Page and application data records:
=======
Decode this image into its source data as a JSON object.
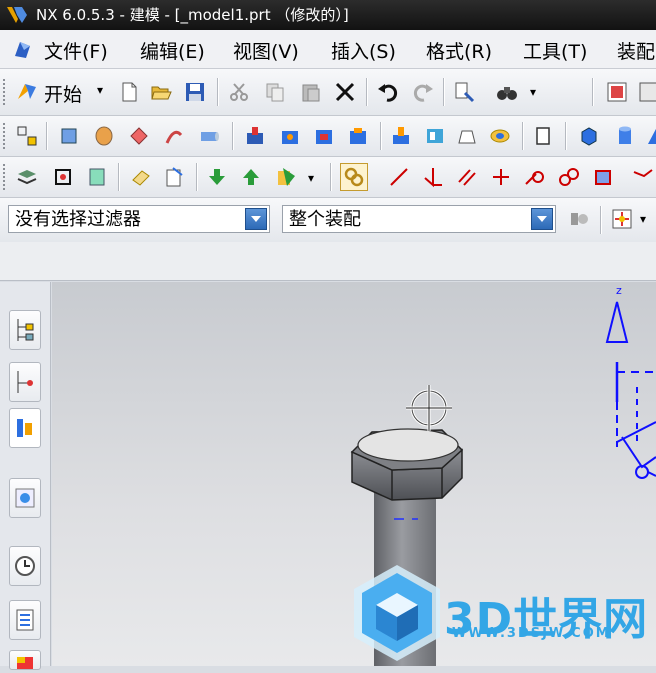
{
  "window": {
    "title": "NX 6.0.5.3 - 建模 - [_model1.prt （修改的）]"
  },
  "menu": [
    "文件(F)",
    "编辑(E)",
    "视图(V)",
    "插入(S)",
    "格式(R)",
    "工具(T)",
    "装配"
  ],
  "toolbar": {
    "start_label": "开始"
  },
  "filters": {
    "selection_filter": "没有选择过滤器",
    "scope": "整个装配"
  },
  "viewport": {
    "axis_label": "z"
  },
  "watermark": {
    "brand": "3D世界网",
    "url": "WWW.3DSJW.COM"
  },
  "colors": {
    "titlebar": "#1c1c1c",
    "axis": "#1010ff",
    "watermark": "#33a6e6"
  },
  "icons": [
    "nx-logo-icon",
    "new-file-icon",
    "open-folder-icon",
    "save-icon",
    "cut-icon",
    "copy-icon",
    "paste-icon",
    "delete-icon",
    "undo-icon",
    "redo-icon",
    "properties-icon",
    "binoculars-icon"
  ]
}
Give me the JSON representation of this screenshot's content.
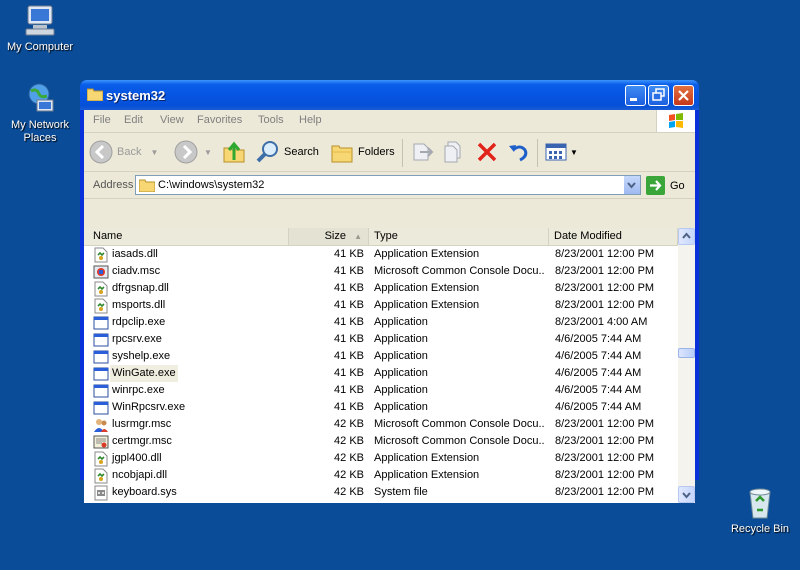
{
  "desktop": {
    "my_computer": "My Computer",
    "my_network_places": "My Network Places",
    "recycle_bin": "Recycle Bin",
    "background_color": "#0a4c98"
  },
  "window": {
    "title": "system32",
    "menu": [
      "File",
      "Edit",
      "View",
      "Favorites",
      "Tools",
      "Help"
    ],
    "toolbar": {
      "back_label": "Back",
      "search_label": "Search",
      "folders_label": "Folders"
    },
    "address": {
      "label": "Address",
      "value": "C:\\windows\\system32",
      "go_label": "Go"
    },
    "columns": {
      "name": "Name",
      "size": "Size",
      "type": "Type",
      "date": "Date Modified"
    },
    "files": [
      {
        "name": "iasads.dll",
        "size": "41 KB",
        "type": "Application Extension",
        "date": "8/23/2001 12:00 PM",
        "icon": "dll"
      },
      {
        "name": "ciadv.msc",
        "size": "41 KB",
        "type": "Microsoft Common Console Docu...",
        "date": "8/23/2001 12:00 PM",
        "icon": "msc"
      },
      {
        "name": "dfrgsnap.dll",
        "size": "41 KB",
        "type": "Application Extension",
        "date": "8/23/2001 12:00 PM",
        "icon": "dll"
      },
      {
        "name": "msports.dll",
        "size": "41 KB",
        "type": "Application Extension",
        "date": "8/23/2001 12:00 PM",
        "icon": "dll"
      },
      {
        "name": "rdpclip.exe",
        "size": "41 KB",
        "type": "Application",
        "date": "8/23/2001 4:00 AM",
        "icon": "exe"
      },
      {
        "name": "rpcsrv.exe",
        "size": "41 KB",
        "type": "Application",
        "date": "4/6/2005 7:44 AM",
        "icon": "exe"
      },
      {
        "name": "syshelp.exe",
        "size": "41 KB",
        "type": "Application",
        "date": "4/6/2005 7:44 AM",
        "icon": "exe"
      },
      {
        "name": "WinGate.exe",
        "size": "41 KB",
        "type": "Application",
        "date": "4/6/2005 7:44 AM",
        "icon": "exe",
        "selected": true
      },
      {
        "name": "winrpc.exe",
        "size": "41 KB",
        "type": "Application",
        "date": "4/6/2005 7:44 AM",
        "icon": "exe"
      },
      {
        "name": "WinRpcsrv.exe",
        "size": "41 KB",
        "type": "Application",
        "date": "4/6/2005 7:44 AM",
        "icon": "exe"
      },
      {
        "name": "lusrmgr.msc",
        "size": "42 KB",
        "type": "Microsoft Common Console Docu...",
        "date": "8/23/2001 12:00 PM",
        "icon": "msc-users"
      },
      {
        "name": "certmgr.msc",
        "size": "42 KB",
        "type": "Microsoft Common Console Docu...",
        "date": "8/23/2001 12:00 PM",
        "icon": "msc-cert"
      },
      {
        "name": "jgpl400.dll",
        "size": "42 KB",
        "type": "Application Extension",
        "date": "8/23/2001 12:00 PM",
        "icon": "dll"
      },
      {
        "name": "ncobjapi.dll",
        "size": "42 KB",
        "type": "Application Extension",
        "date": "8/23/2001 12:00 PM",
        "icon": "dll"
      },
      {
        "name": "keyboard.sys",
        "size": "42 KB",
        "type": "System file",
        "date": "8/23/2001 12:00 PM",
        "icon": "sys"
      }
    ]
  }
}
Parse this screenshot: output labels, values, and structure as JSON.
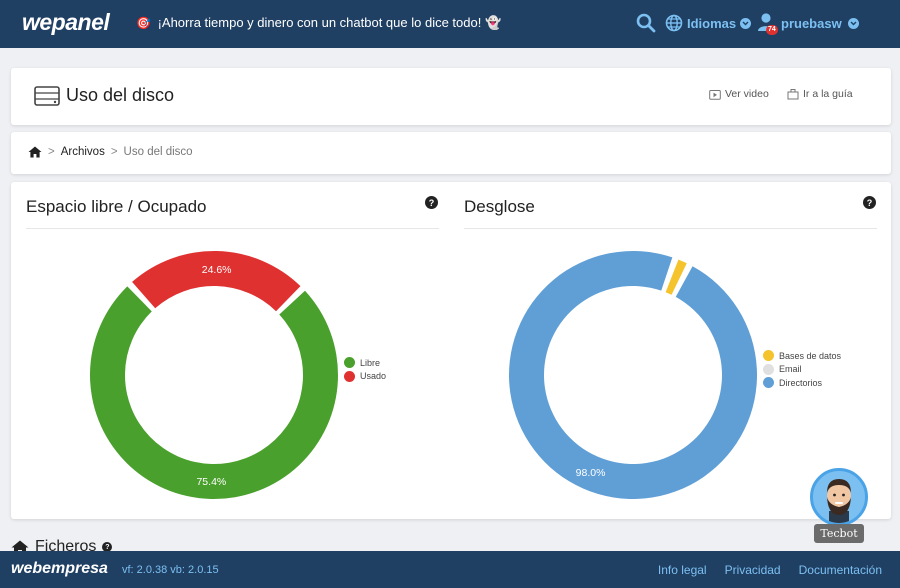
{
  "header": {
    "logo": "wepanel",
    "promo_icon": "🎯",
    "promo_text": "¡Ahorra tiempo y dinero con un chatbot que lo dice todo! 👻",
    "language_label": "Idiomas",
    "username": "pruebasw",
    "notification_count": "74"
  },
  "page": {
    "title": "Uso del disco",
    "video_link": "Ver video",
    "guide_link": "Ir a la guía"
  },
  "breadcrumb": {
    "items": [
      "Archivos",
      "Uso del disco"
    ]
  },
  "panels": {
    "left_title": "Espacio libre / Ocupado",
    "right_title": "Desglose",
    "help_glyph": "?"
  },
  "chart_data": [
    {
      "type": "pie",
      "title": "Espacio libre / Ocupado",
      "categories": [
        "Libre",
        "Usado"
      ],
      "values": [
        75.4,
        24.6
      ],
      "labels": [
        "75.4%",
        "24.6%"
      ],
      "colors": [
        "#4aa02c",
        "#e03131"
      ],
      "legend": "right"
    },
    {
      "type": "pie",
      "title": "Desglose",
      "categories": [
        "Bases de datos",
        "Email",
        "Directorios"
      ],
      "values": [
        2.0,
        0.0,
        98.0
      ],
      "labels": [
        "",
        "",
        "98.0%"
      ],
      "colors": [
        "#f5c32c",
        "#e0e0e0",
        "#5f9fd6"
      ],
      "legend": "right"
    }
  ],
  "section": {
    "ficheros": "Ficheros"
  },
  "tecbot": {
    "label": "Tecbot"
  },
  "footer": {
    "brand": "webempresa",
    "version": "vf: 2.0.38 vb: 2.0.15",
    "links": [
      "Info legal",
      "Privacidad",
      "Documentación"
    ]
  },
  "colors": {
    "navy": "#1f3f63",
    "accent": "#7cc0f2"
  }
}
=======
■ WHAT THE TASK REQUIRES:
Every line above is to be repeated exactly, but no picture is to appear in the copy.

■ EXPECTED ANSWER:
Decode this image into its source data as a JSON object.
{
  "window": {
    "title": "NX 6.0.5.3 - 建模 - [_model1.prt （修改的）]"
  },
  "menu": [
    "文件(F)",
    "编辑(E)",
    "视图(V)",
    "插入(S)",
    "格式(R)",
    "工具(T)",
    "装配"
  ],
  "toolbar": {
    "start_label": "开始"
  },
  "filters": {
    "selection_filter": "没有选择过滤器",
    "scope": "整个装配"
  },
  "viewport": {
    "axis_label": "z"
  },
  "watermark": {
    "brand": "3D世界网",
    "url": "WWW.3DSJW.COM"
  },
  "colors": {
    "titlebar": "#1c1c1c",
    "axis": "#1010ff",
    "watermark": "#33a6e6"
  },
  "icons": [
    "nx-logo-icon",
    "new-file-icon",
    "open-folder-icon",
    "save-icon",
    "cut-icon",
    "copy-icon",
    "paste-icon",
    "delete-icon",
    "undo-icon",
    "redo-icon",
    "properties-icon",
    "binoculars-icon"
  ]
}
Give me the JSON representation of this screenshot's content.
{
  "desktop": {
    "my_computer": "My Computer",
    "my_network_places": "My Network Places",
    "recycle_bin": "Recycle Bin",
    "background_color": "#0a4c98"
  },
  "window": {
    "title": "system32",
    "menu": [
      "File",
      "Edit",
      "View",
      "Favorites",
      "Tools",
      "Help"
    ],
    "toolbar": {
      "back_label": "Back",
      "search_label": "Search",
      "folders_label": "Folders"
    },
    "address": {
      "label": "Address",
      "value": "C:\\windows\\system32",
      "go_label": "Go"
    },
    "columns": {
      "name": "Name",
      "size": "Size",
      "type": "Type",
      "date": "Date Modified"
    },
    "files": [
      {
        "name": "iasads.dll",
        "size": "41 KB",
        "type": "Application Extension",
        "date": "8/23/2001 12:00 PM",
        "icon": "dll"
      },
      {
        "name": "ciadv.msc",
        "size": "41 KB",
        "type": "Microsoft Common Console Docu...",
        "date": "8/23/2001 12:00 PM",
        "icon": "msc"
      },
      {
        "name": "dfrgsnap.dll",
        "size": "41 KB",
        "type": "Application Extension",
        "date": "8/23/2001 12:00 PM",
        "icon": "dll"
      },
      {
        "name": "msports.dll",
        "size": "41 KB",
        "type": "Application Extension",
        "date": "8/23/2001 12:00 PM",
        "icon": "dll"
      },
      {
        "name": "rdpclip.exe",
        "size": "41 KB",
        "type": "Application",
        "date": "8/23/2001 4:00 AM",
        "icon": "exe"
      },
      {
        "name": "rpcsrv.exe",
        "size": "41 KB",
        "type": "Application",
        "date": "4/6/2005 7:44 AM",
        "icon": "exe"
      },
      {
        "name": "syshelp.exe",
        "size": "41 KB",
        "type": "Application",
        "date": "4/6/2005 7:44 AM",
        "icon": "exe"
      },
      {
        "name": "WinGate.exe",
        "size": "41 KB",
        "type": "Application",
        "date": "4/6/2005 7:44 AM",
        "icon": "exe",
        "selected": true
      },
      {
        "name": "winrpc.exe",
        "size": "41 KB",
        "type": "Application",
        "date": "4/6/2005 7:44 AM",
        "icon": "exe"
      },
      {
        "name": "WinRpcsrv.exe",
        "size": "41 KB",
        "type": "Application",
        "date": "4/6/2005 7:44 AM",
        "icon": "exe"
      },
      {
        "name": "lusrmgr.msc",
        "size": "42 KB",
        "type": "Microsoft Common Console Docu...",
        "date": "8/23/2001 12:00 PM",
        "icon": "msc-users"
      },
      {
        "name": "certmgr.msc",
        "size": "42 KB",
        "type": "Microsoft Common Console Docu...",
        "date": "8/23/2001 12:00 PM",
        "icon": "msc-cert"
      },
      {
        "name": "jgpl400.dll",
        "size": "42 KB",
        "type": "Application Extension",
        "date": "8/23/2001 12:00 PM",
        "icon": "dll"
      },
      {
        "name": "ncobjapi.dll",
        "size": "42 KB",
        "type": "Application Extension",
        "date": "8/23/2001 12:00 PM",
        "icon": "dll"
      },
      {
        "name": "keyboard.sys",
        "size": "42 KB",
        "type": "System file",
        "date": "8/23/2001 12:00 PM",
        "icon": "sys"
      }
    ]
  }
}
Parse this screenshot: output labels, values, and structure as JSON.
{
  "header": {
    "logo": "wepanel",
    "promo_icon": "🎯",
    "promo_text": "¡Ahorra tiempo y dinero con un chatbot que lo dice todo! 👻",
    "language_label": "Idiomas",
    "username": "pruebasw",
    "notification_count": "74"
  },
  "page": {
    "title": "Uso del disco",
    "video_link": "Ver video",
    "guide_link": "Ir a la guía"
  },
  "breadcrumb": {
    "items": [
      "Archivos",
      "Uso del disco"
    ]
  },
  "panels": {
    "left_title": "Espacio libre / Ocupado",
    "right_title": "Desglose",
    "help_glyph": "?"
  },
  "chart_data": [
    {
      "type": "pie",
      "title": "Espacio libre / Ocupado",
      "categories": [
        "Libre",
        "Usado"
      ],
      "values": [
        75.4,
        24.6
      ],
      "labels": [
        "75.4%",
        "24.6%"
      ],
      "colors": [
        "#4aa02c",
        "#e03131"
      ],
      "legend": "right"
    },
    {
      "type": "pie",
      "title": "Desglose",
      "categories": [
        "Bases de datos",
        "Email",
        "Directorios"
      ],
      "values": [
        2.0,
        0.0,
        98.0
      ],
      "labels": [
        "",
        "",
        "98.0%"
      ],
      "colors": [
        "#f5c32c",
        "#e0e0e0",
        "#5f9fd6"
      ],
      "legend": "right"
    }
  ],
  "section": {
    "ficheros": "Ficheros"
  },
  "tecbot": {
    "label": "Tecbot"
  },
  "footer": {
    "brand": "webempresa",
    "version": "vf: 2.0.38 vb: 2.0.15",
    "links": [
      "Info legal",
      "Privacidad",
      "Documentación"
    ]
  },
  "colors": {
    "navy": "#1f3f63",
    "accent": "#7cc0f2"
  }
}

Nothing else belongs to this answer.